Learning about Academic Ability and the College Drop-out Decision
We use unique data to examine how college students from low income families form expectations about academic ability and to examine the role that learning about ability and a variety of other factors play in the college drop-out decision. From the standpoint of satisfying a central implication from the theory of drop- out, we find that self-reported expectations data perform well relative to standard assumptions employed in empirical work when it is necessary to explicitly characterize beliefs. At the time of entrance, students tend to substantially discount the possibility of bad grade performance, with this finding having implications for understanding the importance of the option value of schooling. After entrance, students update their beliefs in a manner which takes into account both initial beliefs and new information, with heterogeneity in weighting being broadly consistent with the spirit of Bayesian updating.

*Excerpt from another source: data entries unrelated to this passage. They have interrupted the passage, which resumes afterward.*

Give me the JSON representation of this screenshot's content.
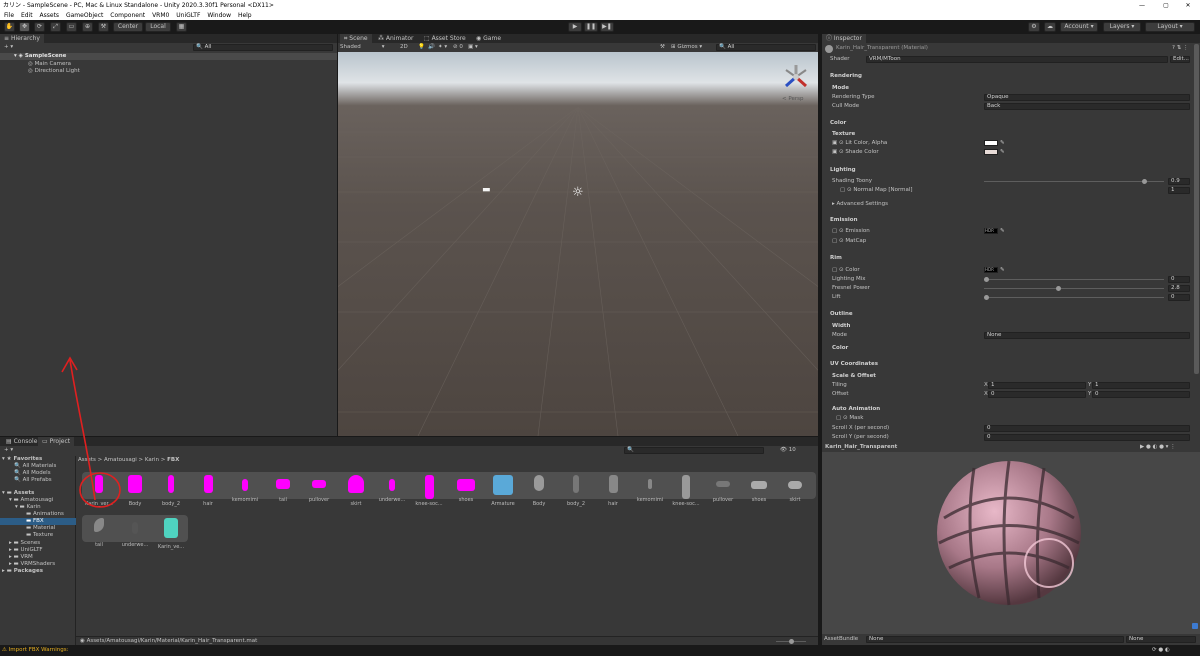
{
  "window": {
    "title": "カリン - SampleScene - PC, Mac & Linux Standalone - Unity 2020.3.30f1 Personal <DX11>",
    "min": "—",
    "max": "▢",
    "close": "✕"
  },
  "menu": [
    "File",
    "Edit",
    "Assets",
    "GameObject",
    "Component",
    "VRM0",
    "UniGLTF",
    "Window",
    "Help"
  ],
  "toolbar": {
    "pivot": "Center",
    "space": "Local",
    "account": "Account",
    "layers": "Layers",
    "layout": "Layout"
  },
  "hierarchy": {
    "tab": "Hierarchy",
    "search_placeholder": "All",
    "scene": "SampleScene",
    "items": [
      "Main Camera",
      "Directional Light"
    ]
  },
  "scene_view": {
    "tabs": [
      "Scene",
      "Animator",
      "Asset Store",
      "Game"
    ],
    "shading": "Shaded",
    "mode2d": "2D",
    "gizmos": "Gizmos",
    "search_placeholder": "All",
    "persp": "< Persp"
  },
  "project": {
    "tabs": [
      "Console",
      "Project"
    ],
    "favorites_label": "Favorites",
    "favorites": [
      "All Materials",
      "All Models",
      "All Prefabs"
    ],
    "assets_label": "Assets",
    "tree": [
      "Amatousagi",
      "Karin",
      "Animations",
      "FBX",
      "Material",
      "Texture",
      "Scenes",
      "UniGLTF",
      "VRM",
      "VRMShaders"
    ],
    "packages_label": "Packages",
    "breadcrumb": [
      "Assets",
      "Amatousagi",
      "Karin",
      "FBX"
    ],
    "hidden_count": "10",
    "row1": [
      "Karin_ver...",
      "Body",
      "body_2",
      "hair",
      "kemomimi",
      "tail",
      "pullover",
      "skirt",
      "underwe...",
      "knee-soc...",
      "shoes",
      "Armature",
      "Body",
      "body_2",
      "hair",
      "kemomimi",
      "knee-soc...",
      "pullover",
      "shoes",
      "skirt"
    ],
    "row2": [
      "tail",
      "underwe...",
      "Karin_ve..."
    ],
    "status_path": "Assets/Amatousagi/Karin/Material/Karin_Hair_Transparent.mat"
  },
  "inspector": {
    "tab": "Inspector",
    "material_name": "Karin_Hair_Transparent (Material)",
    "shader_label": "Shader",
    "shader_value": "VRM/MToon",
    "edit_label": "Edit...",
    "rendering": "Rendering",
    "mode": "Mode",
    "rendering_type_label": "Rendering Type",
    "rendering_type_value": "Opaque",
    "cull_mode_label": "Cull Mode",
    "cull_mode_value": "Back",
    "color": "Color",
    "texture": "Texture",
    "lit_color": "Lit Color, Alpha",
    "shade_color": "Shade Color",
    "lighting": "Lighting",
    "shading_toony_label": "Shading Toony",
    "shading_toony_value": "0.9",
    "normal_map_label": "Normal Map [Normal]",
    "normal_map_value": "1",
    "advanced": "Advanced Settings",
    "emission_section": "Emission",
    "emission_label": "Emission",
    "matcap_label": "MatCap",
    "rim_section": "Rim",
    "rim_color": "Color",
    "lighting_mix_label": "Lighting Mix",
    "lighting_mix_value": "0",
    "fresnel_label": "Fresnel Power",
    "fresnel_value": "2.8",
    "lift_label": "Lift",
    "lift_value": "0",
    "outline": "Outline",
    "width": "Width",
    "outline_mode_label": "Mode",
    "outline_mode_value": "None",
    "outline_color": "Color",
    "uv": "UV Coordinates",
    "scale_offset": "Scale & Offset",
    "tiling_label": "Tiling",
    "offset_label": "Offset",
    "x": "X",
    "y": "Y",
    "tiling_x": "1",
    "tiling_y": "1",
    "offset_x": "0",
    "offset_y": "0",
    "auto_anim": "Auto Animation",
    "mask_label": "Mask",
    "scroll_x_label": "Scroll X (per second)",
    "scroll_x_value": "0",
    "scroll_y_label": "Scroll Y (per second)",
    "scroll_y_value": "0",
    "hdr": "HDR",
    "preview_title": "Karin_Hair_Transparent",
    "assetbundle_label": "AssetBundle",
    "assetbundle_value": "None",
    "assetbundle_variant": "None"
  },
  "statusbar": {
    "warning": "Import FBX Warnings:"
  },
  "colors": {
    "magenta": "#ff00ff",
    "annotation": "#e02020",
    "accent": "#2c5d87"
  }
}
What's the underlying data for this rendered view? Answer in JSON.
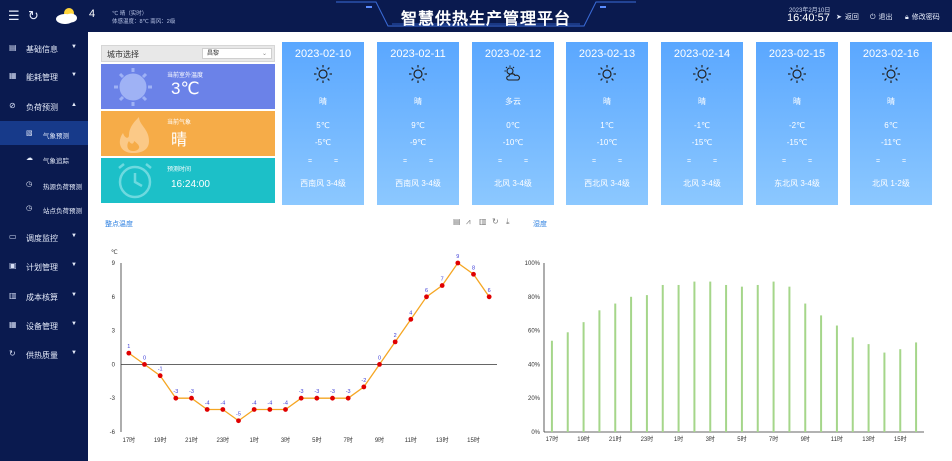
{
  "header": {
    "menu_icon": "menu-icon",
    "refresh_icon": "refresh-icon",
    "weather_icon": "cloud-sun-icon",
    "temp_num": "4",
    "weather_realtime": "℃ 晴（实时）",
    "weather_detail": "体感温度：8℃ 南风：2级",
    "title": "智慧供热生产管理平台",
    "date": "2023年2月10日",
    "time": "16:40:57",
    "back_label": "返回",
    "logout_label": "退出",
    "change_pwd_label": "修改密码"
  },
  "sidebar": {
    "items": [
      {
        "label": "基础信息",
        "icon": "database-icon"
      },
      {
        "label": "能耗管理",
        "icon": "document-icon"
      },
      {
        "label": "负荷预测",
        "icon": "circle-check-icon"
      },
      {
        "label": "调度监控",
        "icon": "monitor-icon"
      },
      {
        "label": "计划管理",
        "icon": "calendar-icon"
      },
      {
        "label": "成本核算",
        "icon": "file-icon"
      },
      {
        "label": "设备管理",
        "icon": "grid-icon"
      },
      {
        "label": "供热质量",
        "icon": "refresh-circle-icon"
      }
    ],
    "sub_items": [
      {
        "label": "气象预测"
      },
      {
        "label": "气象追踪"
      },
      {
        "label": "热源负荷预测"
      },
      {
        "label": "站点负荷预测"
      }
    ]
  },
  "panel": {
    "city_label": "城市选择",
    "city_value": "昌黎",
    "temp_label": "当前室外温度",
    "temp_value": "3℃",
    "weather_label": "当前气象",
    "weather_value": "晴",
    "time_label": "预测时间",
    "time_value": "16:24:00"
  },
  "forecast": [
    {
      "date": "2023-02-10",
      "icon": "sun-icon",
      "desc": "晴",
      "hi": "5℃",
      "lo": "-5℃",
      "wind": "西南风 3-4级"
    },
    {
      "date": "2023-02-11",
      "icon": "sun-icon",
      "desc": "晴",
      "hi": "9℃",
      "lo": "-9℃",
      "wind": "西南风 3-4级"
    },
    {
      "date": "2023-02-12",
      "icon": "cloud-sun-icon",
      "desc": "多云",
      "hi": "0℃",
      "lo": "-10℃",
      "wind": "北风  3-4级"
    },
    {
      "date": "2023-02-13",
      "icon": "sun-icon",
      "desc": "晴",
      "hi": "1℃",
      "lo": "-10℃",
      "wind": "西北风 3-4级"
    },
    {
      "date": "2023-02-14",
      "icon": "sun-icon",
      "desc": "晴",
      "hi": "-1℃",
      "lo": "-15℃",
      "wind": "北风  3-4级"
    },
    {
      "date": "2023-02-15",
      "icon": "sun-icon",
      "desc": "晴",
      "hi": "-2℃",
      "lo": "-15℃",
      "wind": "东北风 3-4级"
    },
    {
      "date": "2023-02-16",
      "icon": "sun-icon",
      "desc": "晴",
      "hi": "6℃",
      "lo": "-11℃",
      "wind": "北风  1-2级"
    }
  ],
  "charts": {
    "temp_link": "整点温度",
    "humidity_link": "湿度",
    "tools": [
      "data-view-icon",
      "line-switch-icon",
      "bar-switch-icon",
      "restore-icon",
      "download-icon"
    ]
  },
  "chart_data": [
    {
      "type": "line",
      "title": "",
      "ylabel": "℃",
      "x": [
        "17时",
        "18时",
        "19时",
        "20时",
        "21时",
        "22时",
        "23时",
        "0时",
        "1时",
        "2时",
        "3时",
        "4时",
        "5时",
        "6时",
        "7时",
        "8时",
        "9时",
        "10时",
        "11时",
        "12时",
        "13时",
        "14时",
        "15时",
        "16时"
      ],
      "xticks": [
        "17时",
        "19时",
        "21时",
        "23时",
        "1时",
        "3时",
        "5时",
        "7时",
        "9时",
        "11时",
        "13时",
        "15时"
      ],
      "values": [
        1,
        0,
        -1,
        -3,
        -3,
        -4,
        -4,
        -5,
        -4,
        -4,
        -4,
        -3,
        -3,
        -3,
        -3,
        -2,
        0,
        2,
        4,
        6,
        7,
        9,
        8,
        6
      ],
      "ylim": [
        -6,
        9
      ],
      "yticks": [
        9,
        6,
        3,
        0,
        -3,
        -6
      ],
      "line_color": "#f5a623",
      "point_color": "#e00000",
      "label_color": "#3a3ad6"
    },
    {
      "type": "bar",
      "title": "",
      "x": [
        "17时",
        "18时",
        "19时",
        "20时",
        "21时",
        "22时",
        "23时",
        "0时",
        "1时",
        "2时",
        "3时",
        "4时",
        "5时",
        "6时",
        "7时",
        "8时",
        "9时",
        "10时",
        "11时",
        "12时",
        "13时",
        "14时",
        "15时",
        "16时"
      ],
      "xticks": [
        "17时",
        "19时",
        "21时",
        "23时",
        "1时",
        "3时",
        "5时",
        "7时",
        "9时",
        "11时",
        "13时",
        "15时"
      ],
      "values": [
        54,
        59,
        65,
        72,
        76,
        80,
        81,
        87,
        87,
        89,
        89,
        87,
        86,
        87,
        89,
        86,
        76,
        69,
        63,
        56,
        52,
        47,
        49,
        53
      ],
      "ylim": [
        0,
        100
      ],
      "yticks": [
        "100%",
        "80%",
        "60%",
        "40%",
        "20%",
        "0%"
      ],
      "bar_color": "#a5d68a"
    }
  ]
}
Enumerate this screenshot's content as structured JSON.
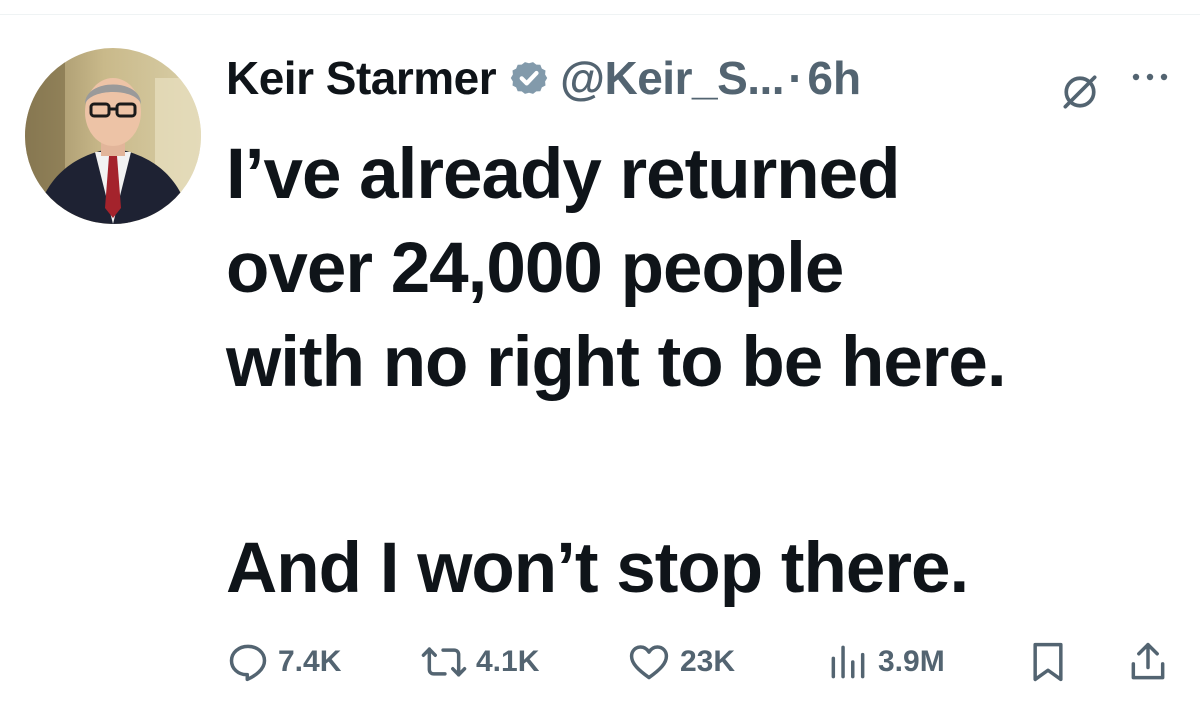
{
  "tweet": {
    "author_name": "Keir Starmer",
    "handle": "@Keir_S...",
    "separator": "·",
    "time": "6h",
    "text_line1": "I’ve already returned",
    "text_line2": "over 24,000 people",
    "text_line3": "with no right to be here.",
    "text_line4": "And I won’t stop there."
  },
  "actions": {
    "replies": "7.4K",
    "reposts": "4.1K",
    "likes": "23K",
    "views": "3.9M"
  },
  "icons": {
    "verified": "verified-badge-icon",
    "grok": "grok-icon",
    "more": "more-icon",
    "reply": "reply-icon",
    "repost": "repost-icon",
    "like": "heart-icon",
    "views": "views-icon",
    "bookmark": "bookmark-icon",
    "share": "share-icon"
  },
  "colors": {
    "text": "#0f1419",
    "secondary": "#536471",
    "verified_badge": "#829aab"
  }
}
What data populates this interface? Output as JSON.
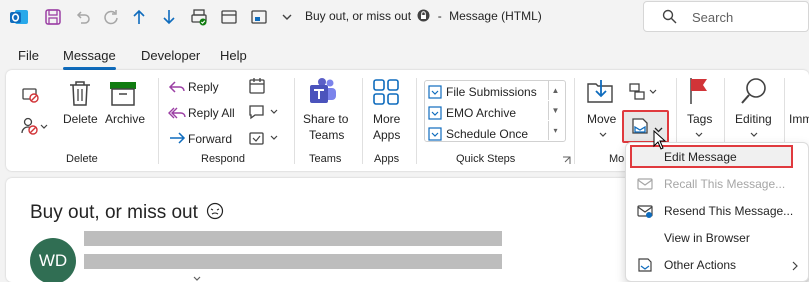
{
  "title": {
    "subject": "Buy out, or miss out",
    "window_type": "Message (HTML)",
    "search_placeholder": "Search"
  },
  "menu": {
    "tabs": [
      "File",
      "Message",
      "Developer",
      "Help"
    ],
    "active": "Message"
  },
  "ribbon": {
    "delete_group": {
      "delete": "Delete",
      "archive": "Archive",
      "group_label": "Delete"
    },
    "respond_group": {
      "reply": "Reply",
      "reply_all": "Reply All",
      "forward": "Forward",
      "group_label": "Respond"
    },
    "teams_group": {
      "share_line1": "Share to",
      "share_line2": "Teams",
      "group_label": "Teams"
    },
    "apps_group": {
      "more_line1": "More",
      "more_line2": "Apps",
      "group_label": "Apps"
    },
    "quick_steps": {
      "items": [
        "File Submissions",
        "EMO Archive",
        "Schedule Once"
      ],
      "group_label": "Quick Steps"
    },
    "move_group": {
      "move": "Move",
      "group_label_partial": "Mo"
    },
    "tags": {
      "label": "Tags"
    },
    "editing": {
      "label": "Editing"
    },
    "immersive_partial": "Imm"
  },
  "message": {
    "subject": "Buy out, or miss out",
    "avatar_initials": "WD"
  },
  "dropdown": {
    "items": [
      {
        "label": "Edit Message",
        "enabled": true,
        "highlighted": true
      },
      {
        "label": "Recall This Message...",
        "enabled": false
      },
      {
        "label": "Resend This Message...",
        "enabled": true
      },
      {
        "label": "View in Browser",
        "enabled": true
      },
      {
        "label": "Other Actions",
        "enabled": true,
        "submenu": true
      }
    ]
  },
  "colors": {
    "accent": "#0f6cbd",
    "highlight_red": "#e03a3e",
    "avatar": "#306e53",
    "outlook_blue": "#0f6cbd",
    "teams_purple": "#5b5fc7",
    "flag_red": "#d13438"
  }
}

Learning about ability plays a very prominent role in the drop-out decision. Among other possible factors of importance, while students who find school to be unenjoyable are unconditionally much more likely to leave school, this effect arises to a large extent because these students also tend to receive poor grades. We end by examining whether students whose grades are lower than expected understand the underlying reasons for their poor grade performance.